Sunday Sep 22
Borough Hall, Brooklyn
Saturday Sep 21
MetroTech Commons, Brooklyn
September 16 - 23
Our latest BKBF Interview features Pulitzer-Prize winning journalist Linda Greenhouse, author of Just a Journalist: On the Press, Life, and the Spaces Between. Learn what special book has been close to her side for half a century, the hilarious book she likes to give as a gift, and the role of the little locked room in the basement in her reading life. Join us each week as we prepare for September!
What is your favorite book to give an adult or a child? In recent years, I’ve most often given Barbara Kingsolver’s “Animal, Vegetable, Miracle,” a totally delightful account by one of my favorite current fiction authors of the year. She and her family spent time living on a small farm and trying to provide as much of their own food as possible. Parts of it are simply hilarious. All of it is engaging.
Tell us your best book-receiving experience. My high school AP English teacher, Mr. Rapuano, gave me Emily Dickinson’s Collected Poems as a graduation present – a completely unexpected and cherished gift that has never been far from my side in the ensuing half century.
What books are currently piled in your “To Be Read” stack … and where can the stack be found in your home? Emily Wilson’s feminist-inflected translation of Homer’s Odyssey; Ian Buruma’s A Tokyo Romance, John Banville’s Mrs. Osmond (his version of what happens to the lead character in Henry James’ Portrait of a Lady), Hannah Gray’s An Academic Life, the fourth and final volume of Elena Ferrante’s Neapolitan novels, which I have spent much of the year reading as audio books. Because all my bookshelves are full, the piles are on the kitchen counter, on my computer desk, on an extra chair in my bedroom, and I’m sorry to say, on the floor in my study.
What book do you return to most often, whether passages or whole? To the Lighthouse.
Who made reading important to you? My mother read to me and with me as a child. But probably the most dramatic influence came from my elementary school principal, Miss Feldman. My elementary school had a small library, a little locked room in the basement, not open to casual visits. Miss Feldman took an interest in me, and in second or third grade told me that it was time for me to take out a library book.
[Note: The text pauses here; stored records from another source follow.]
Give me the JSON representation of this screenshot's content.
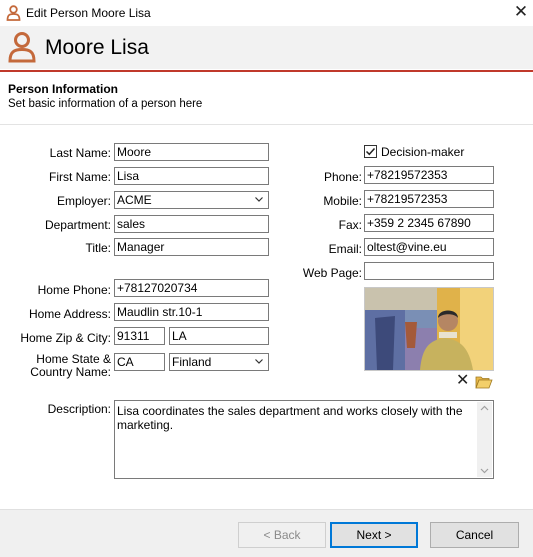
{
  "window": {
    "title": "Edit Person Moore Lisa",
    "close_icon": "close-icon"
  },
  "header": {
    "name": "Moore Lisa",
    "icon": "person-icon"
  },
  "section": {
    "title": "Person Information",
    "subtitle": "Set basic information of a person here"
  },
  "left": {
    "last_name": {
      "label": "Last Name:",
      "value": "Moore"
    },
    "first_name": {
      "label": "First Name:",
      "value": "Lisa"
    },
    "employer": {
      "label": "Employer:",
      "value": "ACME"
    },
    "department": {
      "label": "Department:",
      "value": "sales"
    },
    "title": {
      "label": "Title:",
      "value": "Manager"
    },
    "home_phone": {
      "label": "Home Phone:",
      "value": "+78127020734"
    },
    "home_address": {
      "label": "Home Address:",
      "value": "Maudlin str.10-1"
    },
    "home_zip_city": {
      "label": "Home Zip & City:",
      "zip": "91311",
      "city": "LA"
    },
    "home_state_country": {
      "label_line1": "Home State &",
      "label_line2": "Country Name:",
      "state": "CA",
      "country": "Finland"
    }
  },
  "right": {
    "decision_maker": {
      "label": "Decision-maker",
      "checked": true
    },
    "phone": {
      "label": "Phone:",
      "value": "+78219572353"
    },
    "mobile": {
      "label": "Mobile:",
      "value": "+78219572353"
    },
    "fax": {
      "label": "Fax:",
      "value": "+359 2 2345 67890"
    },
    "email": {
      "label": "Email:",
      "value": "oltest@vine.eu"
    },
    "web_page": {
      "label": "Web Page:",
      "value": ""
    }
  },
  "photo": {
    "remove_icon": "close-icon",
    "open_icon": "folder-open-icon"
  },
  "description": {
    "label": "Description:",
    "value": "Lisa coordinates the sales department and works closely with the marketing."
  },
  "buttons": {
    "back": "< Back",
    "next": "Next >",
    "cancel": "Cancel"
  },
  "colors": {
    "accent": "#c0392b",
    "person_icon": "#c4693b",
    "focus_border": "#0078d7"
  }
}
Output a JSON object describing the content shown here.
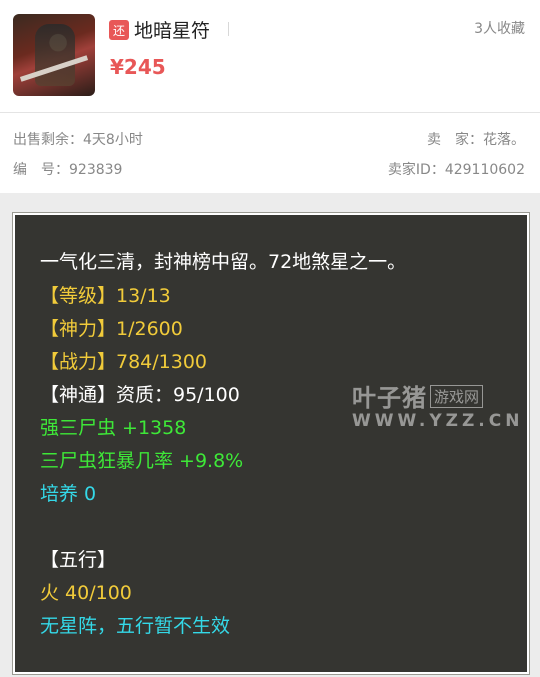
{
  "item": {
    "badge": "还",
    "name": "地暗星符",
    "favorites": "3人收藏",
    "price": "¥245"
  },
  "meta": {
    "time_left": "出售剩余：4天8小时",
    "seller": "卖　家：花落。",
    "serial": "编　号：923839",
    "seller_id": "卖家ID：429110602"
  },
  "details": {
    "lines": [
      {
        "text": "一气化三清，封神榜中留。72地煞星之一。",
        "color": "white"
      },
      {
        "text": "【等级】13/13",
        "color": "yellow"
      },
      {
        "text": "【神力】1/2600",
        "color": "yellow"
      },
      {
        "text": "【战力】784/1300",
        "color": "yellow"
      },
      {
        "text": "【神通】资质：95/100",
        "color": "white"
      },
      {
        "text": "强三尸虫 +1358",
        "color": "green"
      },
      {
        "text": "三尸虫狂暴几率 +9.8%",
        "color": "green"
      },
      {
        "text": "培养 0",
        "color": "cyan"
      },
      {
        "text": "【五行】",
        "color": "white"
      },
      {
        "text": "火 40/100",
        "color": "yellow"
      },
      {
        "text": "无星阵，五行暂不生效",
        "color": "cyan"
      }
    ]
  },
  "watermark": {
    "brand": "叶子猪",
    "tag": "游戏网",
    "url": "WWW.YZZ.CN"
  },
  "icons": {
    "thumbnail": "character-portrait-icon"
  }
}
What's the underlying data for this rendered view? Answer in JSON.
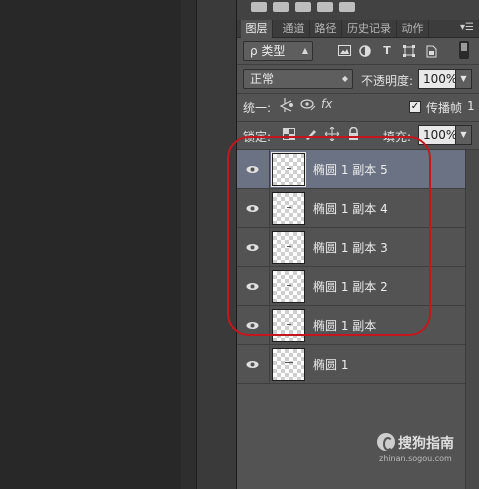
{
  "tabs": [
    {
      "label": "图层",
      "active": true
    },
    {
      "label": "通道",
      "active": false
    },
    {
      "label": "路径",
      "active": false
    },
    {
      "label": "历史记录",
      "active": false
    },
    {
      "label": "动作",
      "active": false
    }
  ],
  "tab_menu_icon": "panel-menu-icon",
  "filter": {
    "search_icon": "search-icon",
    "kind_label": "ρ 类型",
    "icons": [
      "image-filter-icon",
      "adjustment-filter-icon",
      "text-filter-icon",
      "shape-filter-icon",
      "smart-object-filter-icon"
    ]
  },
  "blend": {
    "mode": "正常",
    "opacity_label": "不透明度:",
    "opacity_value": "100%"
  },
  "unify": {
    "label": "统一:",
    "propagate_label": "传播帧",
    "propagate_checked": true,
    "propagate_suffix": "1"
  },
  "lock": {
    "label": "锁定:",
    "fill_label": "填充:",
    "fill_value": "100%"
  },
  "layers": [
    {
      "name": "椭圆 1 副本 5",
      "selected": true,
      "visible": true
    },
    {
      "name": "椭圆 1 副本 4",
      "selected": false,
      "visible": true
    },
    {
      "name": "椭圆 1 副本 3",
      "selected": false,
      "visible": true
    },
    {
      "name": "椭圆 1 副本 2",
      "selected": false,
      "visible": true
    },
    {
      "name": "椭圆 1 副本",
      "selected": false,
      "visible": true
    },
    {
      "name": "椭圆 1",
      "selected": false,
      "visible": true
    }
  ],
  "watermark": {
    "brand": "搜狗指南",
    "url": "zhinan.sogou.com"
  },
  "colors": {
    "panel_bg": "#535353",
    "selected_row": "#6a7283",
    "highlight_ring": "#c4171d"
  }
}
She brought me down to the library, handed me a copy of Anne of Green Gables and told me to let her know how I liked it. She made me feel that I was being initiated into something quite special and wonderful, which of course I was.
Linda Greenhouse covered the U.S. Supreme Court for the New York Times for 30 years, winning a Pulitzer Prize and other major journalism awards. She currently teaches at Yale Law School and writes a twice-monthly opinion column for the Times web site as a contributing columnist. Just a Journalist, a memoir and reflection on the practice of journalism today, is the latest of her five books, which include Becoming Justice Blackmun, a biography of the Supreme Court justice who wrote Roe v. Wade, and The U.S. Supreme Court: A Very Short Introduction.